[Data about app and page elements]
--------------------------------
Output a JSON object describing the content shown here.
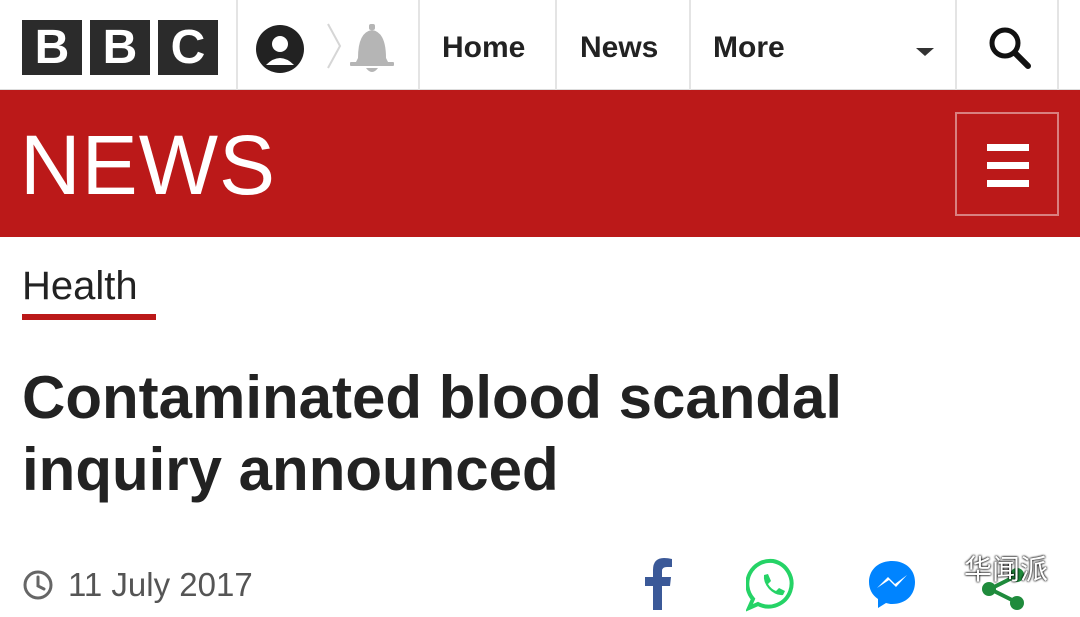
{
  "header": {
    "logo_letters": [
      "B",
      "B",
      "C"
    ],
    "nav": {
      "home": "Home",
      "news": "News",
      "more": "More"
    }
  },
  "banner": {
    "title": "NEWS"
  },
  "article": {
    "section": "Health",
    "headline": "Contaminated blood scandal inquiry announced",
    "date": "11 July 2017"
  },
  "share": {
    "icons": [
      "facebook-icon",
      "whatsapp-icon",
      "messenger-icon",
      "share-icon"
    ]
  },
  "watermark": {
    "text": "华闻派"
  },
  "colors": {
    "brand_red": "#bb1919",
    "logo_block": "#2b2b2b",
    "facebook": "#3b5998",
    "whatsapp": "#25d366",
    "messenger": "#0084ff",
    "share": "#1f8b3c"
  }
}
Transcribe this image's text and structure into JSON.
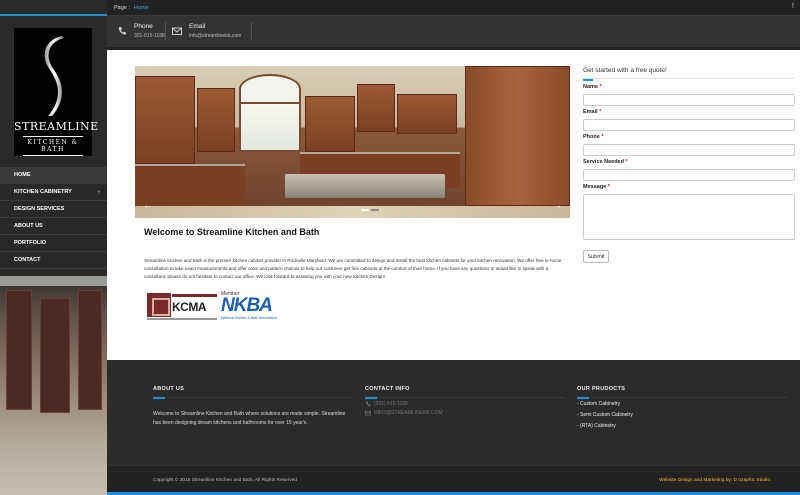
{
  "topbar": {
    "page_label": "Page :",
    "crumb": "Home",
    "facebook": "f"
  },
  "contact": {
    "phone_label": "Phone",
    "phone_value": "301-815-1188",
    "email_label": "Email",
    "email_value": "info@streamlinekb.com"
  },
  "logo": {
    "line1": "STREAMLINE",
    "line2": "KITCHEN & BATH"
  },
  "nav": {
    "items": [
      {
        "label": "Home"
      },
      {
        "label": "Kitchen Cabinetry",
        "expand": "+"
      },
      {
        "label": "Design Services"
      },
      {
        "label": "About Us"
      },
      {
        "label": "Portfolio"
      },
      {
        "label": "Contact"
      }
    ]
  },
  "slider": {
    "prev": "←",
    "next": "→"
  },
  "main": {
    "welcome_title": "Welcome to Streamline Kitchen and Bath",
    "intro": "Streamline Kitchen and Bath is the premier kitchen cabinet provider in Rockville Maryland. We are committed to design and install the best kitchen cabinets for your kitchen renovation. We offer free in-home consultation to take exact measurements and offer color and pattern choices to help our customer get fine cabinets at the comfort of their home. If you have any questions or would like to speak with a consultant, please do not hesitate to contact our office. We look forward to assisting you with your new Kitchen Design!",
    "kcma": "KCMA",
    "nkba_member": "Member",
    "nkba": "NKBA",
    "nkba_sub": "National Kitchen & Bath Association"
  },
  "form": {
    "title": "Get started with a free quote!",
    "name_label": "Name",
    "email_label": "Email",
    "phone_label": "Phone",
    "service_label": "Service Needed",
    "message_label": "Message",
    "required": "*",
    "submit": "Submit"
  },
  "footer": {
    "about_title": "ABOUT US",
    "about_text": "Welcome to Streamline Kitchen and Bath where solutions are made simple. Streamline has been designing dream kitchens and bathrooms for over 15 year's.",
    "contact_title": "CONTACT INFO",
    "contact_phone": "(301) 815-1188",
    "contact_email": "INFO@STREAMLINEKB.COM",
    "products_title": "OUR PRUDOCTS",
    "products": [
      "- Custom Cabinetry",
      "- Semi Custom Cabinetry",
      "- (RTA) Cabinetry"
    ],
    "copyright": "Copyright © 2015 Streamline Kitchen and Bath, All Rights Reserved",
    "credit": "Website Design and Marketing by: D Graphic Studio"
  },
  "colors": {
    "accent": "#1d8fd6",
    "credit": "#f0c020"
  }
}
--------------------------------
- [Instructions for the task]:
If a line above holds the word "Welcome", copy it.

- [Answer box]:
    "welcome_title": "Welcome to Streamline Kitchen and Bath",
    "about_text": "Welcome to Streamline Kitchen and Bath where solutions are made simple. Streamline has been designing dream kitchens and bathrooms for over 15 year's.",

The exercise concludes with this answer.